When my daughter was tiny, obviously I fed her with a spoon as you would with any toddler.  But as soon as she was old enough to wield a spoon or fork, she was given the chance to feed herself - it didn't matter if she got in a mess to begin with, the first steps to independent eating had been taken.
Of course her food was cut up into manageable pieces, right up until adolescence when necessary - choking is still a hazard even now.  But she was taught to sit at a table and eat 'properly'.  Perhaps it helped that she spent her early years living in Greece where the culture is to go out to eat as a family along with other families and the children are expected to join in with the grown ups - no special chairs, kiddy meals or ball ponds in a taverna!  It was wonderful to be complimented on both my children's manners when out to eat.

I do not think it is impossible to teach the above at an early age - a little boy I worked with a while back had a lot of difficulties with just about everything in mainstream school, including lunchtimes.  But it didn't take very long at all to teach him to use the same cutlery as everyone else, and once he discovered how much more efficient that made him at getting the food into his mouth, he was off!  From being on a table on his own after everyone else had gone out to play, smearing yoghurt over himself and everything within reach, he went to being able to sit and eat impeccably along with his peers - to the point where he was getting the compliments too. And it only took a matter of  a few weeks.

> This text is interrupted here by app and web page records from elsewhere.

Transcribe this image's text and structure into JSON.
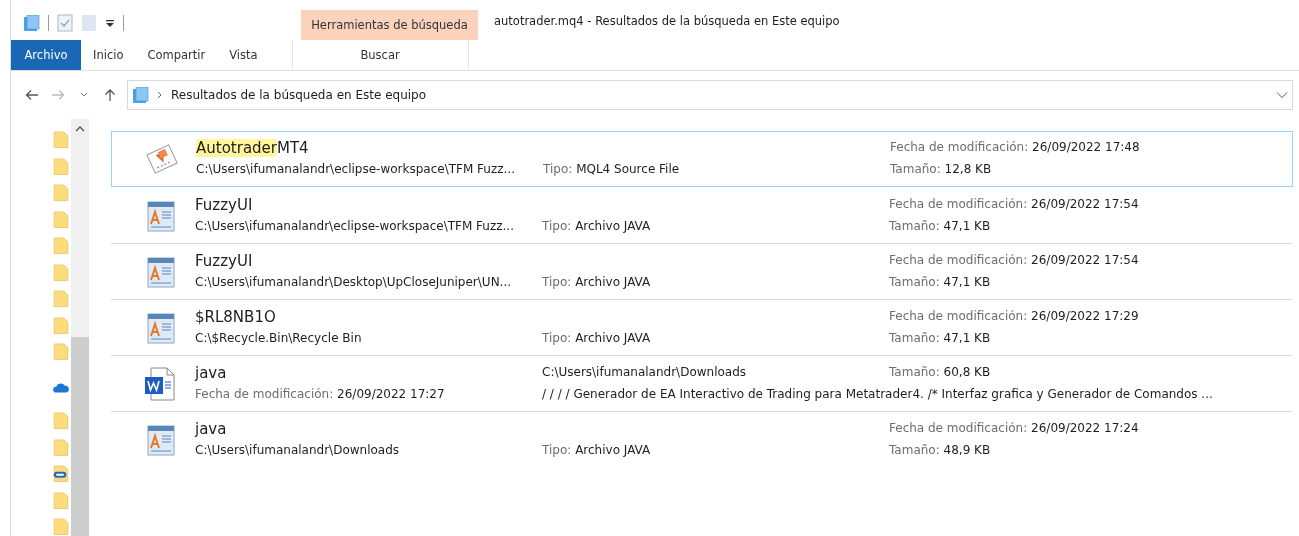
{
  "window": {
    "title": "autotrader.mq4 - Resultados de la búsqueda en Este equipo"
  },
  "contextual_group": {
    "label": "Herramientas de búsqueda"
  },
  "tabs": [
    {
      "label": "Archivo",
      "kind": "file",
      "selected": false
    },
    {
      "label": "Inicio",
      "kind": "tab",
      "selected": false
    },
    {
      "label": "Compartir",
      "kind": "tab",
      "selected": false
    },
    {
      "label": "Vista",
      "kind": "tab",
      "selected": false
    },
    {
      "label": "Buscar",
      "kind": "contextual",
      "selected": false
    }
  ],
  "address_bar": {
    "location": "Resultados de la búsqueda en Este equipo"
  },
  "nav_items": [
    {
      "kind": "folder"
    },
    {
      "kind": "folder"
    },
    {
      "kind": "folder"
    },
    {
      "kind": "folder"
    },
    {
      "kind": "folder"
    },
    {
      "kind": "folder"
    },
    {
      "kind": "folder"
    },
    {
      "kind": "folder"
    },
    {
      "kind": "folder"
    },
    {
      "kind": "cloud"
    },
    {
      "kind": "folder"
    },
    {
      "kind": "folder"
    },
    {
      "kind": "link"
    },
    {
      "kind": "folder"
    },
    {
      "kind": "folder"
    }
  ],
  "results": [
    {
      "kind": "script",
      "selected": true,
      "name_parts": [
        {
          "text": "Autotrader",
          "highlight": true
        },
        {
          "text": "MT4",
          "highlight": false
        }
      ],
      "path": "C:\\Users\\ifumanalandr\\eclipse-workspace\\TFM Fuzz...",
      "type": {
        "label": "Tipo:",
        "value": "MQL4 Source File"
      },
      "modified": {
        "label": "Fecha de modificación:",
        "value": "26/09/2022 17:48"
      },
      "size": {
        "label": "Tamaño:",
        "value": "12,8 KB"
      }
    },
    {
      "kind": "text",
      "selected": false,
      "name_parts": [
        {
          "text": "FuzzyUI",
          "highlight": false
        }
      ],
      "path": "C:\\Users\\ifumanalandr\\eclipse-workspace\\TFM Fuzz...",
      "type": {
        "label": "Tipo:",
        "value": "Archivo JAVA"
      },
      "modified": {
        "label": "Fecha de modificación:",
        "value": "26/09/2022 17:54"
      },
      "size": {
        "label": "Tamaño:",
        "value": "47,1 KB"
      }
    },
    {
      "kind": "text",
      "selected": false,
      "name_parts": [
        {
          "text": "FuzzyUI",
          "highlight": false
        }
      ],
      "path": "C:\\Users\\ifumanalandr\\Desktop\\UpCloseJuniper\\UN...",
      "type": {
        "label": "Tipo:",
        "value": "Archivo JAVA"
      },
      "modified": {
        "label": "Fecha de modificación:",
        "value": "26/09/2022 17:54"
      },
      "size": {
        "label": "Tamaño:",
        "value": "47,1 KB"
      }
    },
    {
      "kind": "text",
      "selected": false,
      "name_parts": [
        {
          "text": "$RL8NB1O",
          "highlight": false
        }
      ],
      "path": "C:\\$Recycle.Bin\\Recycle Bin",
      "type": {
        "label": "Tipo:",
        "value": "Archivo JAVA"
      },
      "modified": {
        "label": "Fecha de modificación:",
        "value": "26/09/2022 17:29"
      },
      "size": {
        "label": "Tamaño:",
        "value": "47,1 KB"
      }
    },
    {
      "kind": "document",
      "selected": false,
      "name_parts": [
        {
          "text": "java",
          "highlight": false
        }
      ],
      "modified": {
        "label": "Fecha de modificación:",
        "value": "26/09/2022 17:27"
      },
      "path": "C:\\Users\\ifumanalandr\\Downloads",
      "size": {
        "label": "Tamaño:",
        "value": "60,8 KB"
      },
      "snippet": "/ / / / Generador de EA Interactivo de Trading para Metatrader4. /* Interfaz grafica y Generador de Comandos ..."
    },
    {
      "kind": "text",
      "selected": false,
      "name_parts": [
        {
          "text": "java",
          "highlight": false
        }
      ],
      "path": "C:\\Users\\ifumanalandr\\Downloads",
      "type": {
        "label": "Tipo:",
        "value": "Archivo JAVA"
      },
      "modified": {
        "label": "Fecha de modificación:",
        "value": "26/09/2022 17:24"
      },
      "size": {
        "label": "Tamaño:",
        "value": "48,9 KB"
      }
    }
  ]
}
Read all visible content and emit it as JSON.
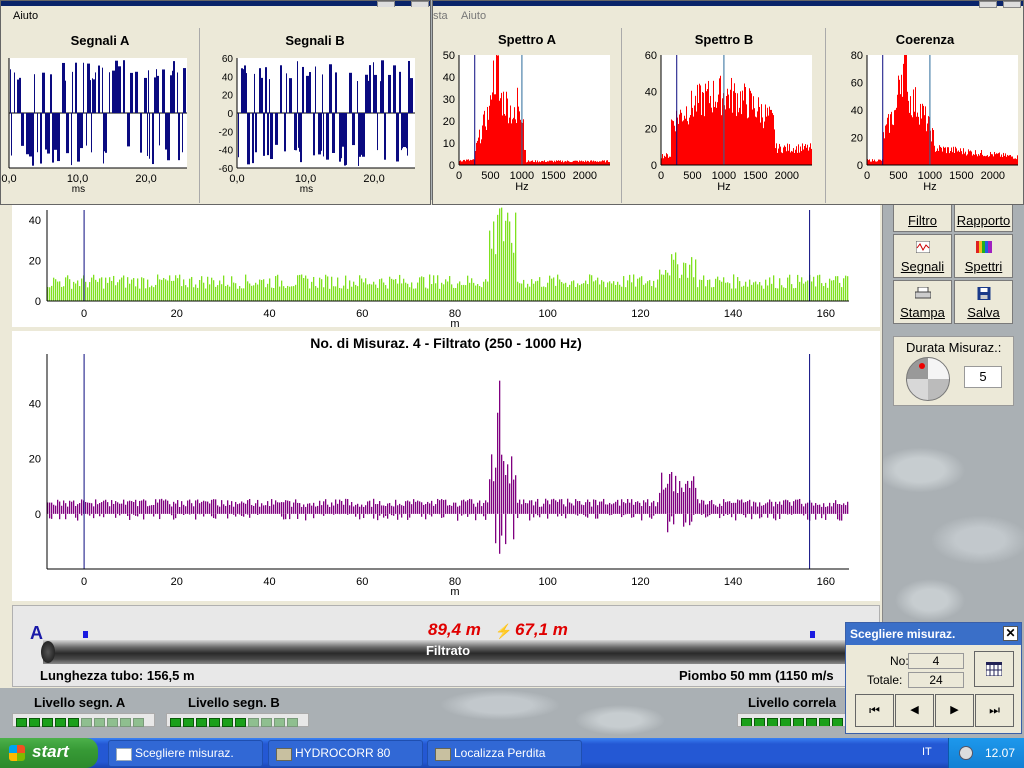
{
  "win_left": {
    "menu": "Aiuto",
    "charts": [
      {
        "title": "Segnali A",
        "xticks": [
          "0,0",
          "10,0",
          "20,0"
        ],
        "xlabel": "ms"
      },
      {
        "title": "Segnali B",
        "yticks": [
          "60",
          "40",
          "20",
          "0",
          "-20",
          "-40",
          "-60"
        ],
        "xticks": [
          "0,0",
          "10,0",
          "20,0"
        ],
        "xlabel": "ms"
      }
    ]
  },
  "win_right": {
    "menu_partial": "sta",
    "menu": "Aiuto",
    "charts": [
      {
        "title": "Spettro A",
        "yticks": [
          "50",
          "40",
          "30",
          "20",
          "10",
          "0"
        ],
        "xticks": [
          "0",
          "500",
          "1000",
          "1500",
          "2000"
        ],
        "xlabel": "Hz"
      },
      {
        "title": "Spettro B",
        "yticks": [
          "60",
          "40",
          "20",
          "0"
        ],
        "xticks": [
          "0",
          "500",
          "1000",
          "1500",
          "2000"
        ],
        "xlabel": "Hz"
      },
      {
        "title": "Coerenza",
        "yticks": [
          "80",
          "60",
          "40",
          "20",
          "0"
        ],
        "xticks": [
          "0",
          "500",
          "1000",
          "1500",
          "2000"
        ],
        "xlabel": "Hz"
      }
    ]
  },
  "corr_top": {
    "yticks": [
      "40",
      "20",
      "0"
    ],
    "xticks": [
      "0",
      "20",
      "40",
      "60",
      "80",
      "100",
      "120",
      "140",
      "160"
    ],
    "xlabel": "m"
  },
  "corr_filtered": {
    "title": "No. di Misuraz. 4 - Filtrato (250 - 1000 Hz)",
    "yticks": [
      "40",
      "20",
      "0"
    ],
    "xticks": [
      "0",
      "20",
      "40",
      "60",
      "80",
      "100",
      "120",
      "140",
      "160"
    ],
    "xlabel": "m"
  },
  "toolbar": {
    "filtro": "Filtro",
    "rapporto": "Rapporto",
    "segnali": "Segnali",
    "spettri": "Spettri",
    "stampa": "Stampa",
    "salva": "Salva",
    "durata_label": "Durata Misuraz.:",
    "durata_value": "5"
  },
  "pipe": {
    "label_a": "A",
    "dist_left": "89,4 m",
    "dist_right": "67,1 m",
    "mode": "Filtrato",
    "length": "Lunghezza tubo: 156,5 m",
    "material": "Piombo 50 mm (1150 m/s"
  },
  "levels": {
    "a": "Livello segn. A",
    "b": "Livello segn. B",
    "corr": "Livello correla"
  },
  "dialog": {
    "title": "Scegliere misuraz.",
    "no_label": "No:",
    "no_value": "4",
    "total_label": "Totale:",
    "total_value": "24"
  },
  "taskbar": {
    "start": "start",
    "items": [
      "Scegliere misuraz.",
      "HYDROCORR 80",
      "Localizza Perdita"
    ],
    "lang": "IT",
    "time": "12.07"
  },
  "colors": {
    "signal": "#0a0a80",
    "spectrum": "#ff0000",
    "corr_green": "#7fe11f",
    "corr_purple": "#800080",
    "marker": "#0a0a80"
  }
}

It may be easier at home to spoonfeed your child, but it does become another 'learned helplessness'  - and this has to be considered particularly if your child is attending mainstream school.  There is not always the support available to help them fully during the lunchtime mayhem, and if your child can eat on their own it is a big advantage all round.  Also, think of the washing you save!